Andrews: You say that a lot. What does that even mean?
Richardson: That there was a girl called Abigail. And I loved her. Keep up.
Andrews: What happened to her?
Richardson: She’s gone. She passed.
Andrews: I’m sorry.
Richardson: I’m committed, you know. I’m going to be buried next to her.
Andrews: That’s… sweet? If it’s not too rude to ask, what was she like?
Richardson: Gentle. I said gentle. Keep up. She – she had this smile. Wow. Our lips would talk of fantasies, but my eyes stayed on her smile.
Andrews: That’s sweet. Sounds like my Dad talking about Mum.
Richardson: He and my sister were nothing like Abigail and me. They’re practical. We were romantics. Abigail and I were going to get married, you know. Somewhere mad. Maybe wing-walking, or, or underwater. Like a scuba ceremony.
Andrews: Were you really going to get married? I’m so sorry.
Richardson: Oh god! There was this time. We were on a shale beach – bit nippy, that beach – and planning our future. We were going to have a pet. She wanted a cat. I wanted a dog. We decided to get a large snake.
Andrews: Good compromise? I suppose?
Richardson: We were talking about children, even. She wanted them to have blue eyes, like me. I said that wasn’t likely – Punnet squares and all. But I said they’d probably have her stunning browns. When really… All our plans wouldn’t come to anything, but isn’t it nice to pretend sometimes?
Andrews: What do you mean?
Richardson: We knew it was coming. Her health. One night, she just… She passed.
Andrews: We don’t have to talk about this, if it’s upsetting you.
Richardson: Her family! They consented to have me buried next to her, and wed to her. Forever by her side, don’t you know? The ceremony will be mad, just like we wanted. When it’s my time to go, years from now, I’ll be with Abigail forever. It’s just… We planned our life far too late.

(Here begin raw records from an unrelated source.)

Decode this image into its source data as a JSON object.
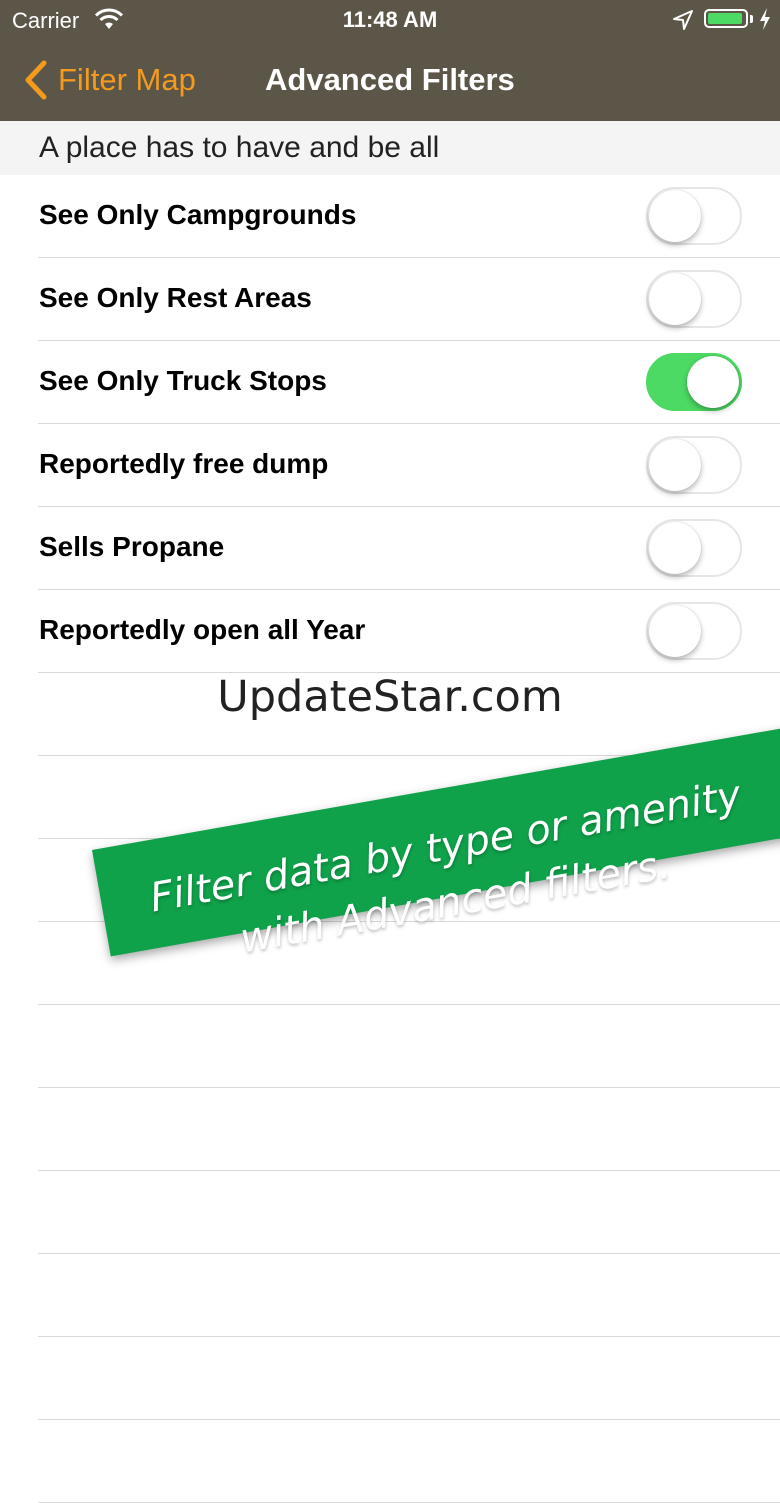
{
  "status_bar": {
    "carrier": "Carrier",
    "time": "11:48 AM",
    "battery_level": 0.95,
    "battery_color": "#4cd964"
  },
  "nav": {
    "back_label": "Filter Map",
    "title": "Advanced Filters",
    "accent_color": "#f39a1f",
    "bar_color": "#5b5647"
  },
  "section_header": "A place has to have and be all",
  "filters": [
    {
      "label": "See Only Campgrounds",
      "on": false
    },
    {
      "label": "See Only Rest Areas",
      "on": false
    },
    {
      "label": "See Only Truck Stops",
      "on": true
    },
    {
      "label": "Reportedly free dump",
      "on": false
    },
    {
      "label": "Sells Propane",
      "on": false
    },
    {
      "label": "Reportedly open all Year",
      "on": false
    }
  ],
  "watermark": "UpdateStar.com",
  "promo_banner": {
    "line1": "Filter data by type or amenity",
    "line2": "with Advanced filters.",
    "color": "#0fa24a"
  }
}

Andrews: I am so sorry, Uncle Jeremy. Really, I am.
Richardson: We planned a life together. But we met at the old folk’s home.
Photograph: Celeste Yeo